* [Task details]: In the listing below, find each line containing "title" and report it.

[Start of section]

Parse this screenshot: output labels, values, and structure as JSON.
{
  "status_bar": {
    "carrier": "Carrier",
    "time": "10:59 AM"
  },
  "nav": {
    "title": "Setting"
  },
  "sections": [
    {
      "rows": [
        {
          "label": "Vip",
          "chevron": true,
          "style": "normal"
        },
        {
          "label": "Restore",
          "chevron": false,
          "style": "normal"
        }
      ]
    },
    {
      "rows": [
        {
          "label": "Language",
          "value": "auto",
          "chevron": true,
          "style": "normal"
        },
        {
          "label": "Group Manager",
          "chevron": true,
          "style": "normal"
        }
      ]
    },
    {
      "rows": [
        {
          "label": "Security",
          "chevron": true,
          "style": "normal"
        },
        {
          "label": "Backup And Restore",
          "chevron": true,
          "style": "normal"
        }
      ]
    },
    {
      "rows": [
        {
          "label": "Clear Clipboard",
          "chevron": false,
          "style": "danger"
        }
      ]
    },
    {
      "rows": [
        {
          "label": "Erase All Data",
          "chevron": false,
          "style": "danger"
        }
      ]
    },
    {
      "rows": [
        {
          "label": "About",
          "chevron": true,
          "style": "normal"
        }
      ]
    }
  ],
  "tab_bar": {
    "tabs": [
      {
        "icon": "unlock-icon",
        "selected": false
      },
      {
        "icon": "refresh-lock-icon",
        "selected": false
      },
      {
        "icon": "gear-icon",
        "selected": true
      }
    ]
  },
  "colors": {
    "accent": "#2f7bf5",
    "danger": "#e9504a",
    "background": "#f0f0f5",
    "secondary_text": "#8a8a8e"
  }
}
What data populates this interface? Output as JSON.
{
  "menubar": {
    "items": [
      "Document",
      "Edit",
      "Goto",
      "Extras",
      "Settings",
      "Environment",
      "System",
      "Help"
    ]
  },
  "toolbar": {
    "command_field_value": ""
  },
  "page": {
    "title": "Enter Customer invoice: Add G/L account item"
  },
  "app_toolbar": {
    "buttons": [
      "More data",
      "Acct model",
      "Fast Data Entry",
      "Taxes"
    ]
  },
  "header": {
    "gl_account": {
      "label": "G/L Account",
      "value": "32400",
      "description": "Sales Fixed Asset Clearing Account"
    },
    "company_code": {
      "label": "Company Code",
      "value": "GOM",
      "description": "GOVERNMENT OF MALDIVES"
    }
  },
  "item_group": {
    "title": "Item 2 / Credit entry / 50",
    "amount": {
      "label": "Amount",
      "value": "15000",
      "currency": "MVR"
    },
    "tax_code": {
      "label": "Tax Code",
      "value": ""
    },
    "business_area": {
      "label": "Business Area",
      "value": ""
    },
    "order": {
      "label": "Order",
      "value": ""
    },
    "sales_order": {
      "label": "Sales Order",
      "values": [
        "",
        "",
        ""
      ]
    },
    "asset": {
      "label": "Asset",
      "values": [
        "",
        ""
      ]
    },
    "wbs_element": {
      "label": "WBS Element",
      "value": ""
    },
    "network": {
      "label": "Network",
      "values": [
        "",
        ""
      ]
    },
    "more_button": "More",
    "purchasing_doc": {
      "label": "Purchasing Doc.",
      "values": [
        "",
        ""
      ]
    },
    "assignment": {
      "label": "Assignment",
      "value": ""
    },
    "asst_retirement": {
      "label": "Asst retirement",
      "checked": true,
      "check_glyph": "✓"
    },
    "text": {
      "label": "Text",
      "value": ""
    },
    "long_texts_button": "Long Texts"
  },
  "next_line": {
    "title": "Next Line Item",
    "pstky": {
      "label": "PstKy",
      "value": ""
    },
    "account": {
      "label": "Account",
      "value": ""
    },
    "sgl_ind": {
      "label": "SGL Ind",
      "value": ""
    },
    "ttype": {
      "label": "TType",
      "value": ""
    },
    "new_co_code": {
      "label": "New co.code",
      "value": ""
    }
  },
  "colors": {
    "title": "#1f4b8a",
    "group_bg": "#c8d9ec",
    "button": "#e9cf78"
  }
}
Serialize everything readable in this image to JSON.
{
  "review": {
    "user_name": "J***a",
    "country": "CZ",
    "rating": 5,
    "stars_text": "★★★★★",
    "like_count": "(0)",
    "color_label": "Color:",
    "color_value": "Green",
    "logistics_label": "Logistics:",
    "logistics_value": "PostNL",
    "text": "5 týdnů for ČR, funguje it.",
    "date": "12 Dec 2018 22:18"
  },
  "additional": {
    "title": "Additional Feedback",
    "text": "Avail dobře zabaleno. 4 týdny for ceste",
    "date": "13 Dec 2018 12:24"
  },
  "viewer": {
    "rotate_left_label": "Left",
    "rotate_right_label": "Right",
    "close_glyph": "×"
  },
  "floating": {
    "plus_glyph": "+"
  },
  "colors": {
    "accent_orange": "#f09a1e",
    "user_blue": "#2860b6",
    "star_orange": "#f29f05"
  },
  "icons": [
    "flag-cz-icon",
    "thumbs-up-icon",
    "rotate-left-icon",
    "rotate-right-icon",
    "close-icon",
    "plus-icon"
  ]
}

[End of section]

* [Response]:
    "title": "Setting"
    "title": "Enter Customer invoice: Add G/L account item"
    "title": "Item 2 / Credit entry / 50",
    "title": "Next Line Item",
    "title": "#1f4b8a",
    "title": "Additional Feedback",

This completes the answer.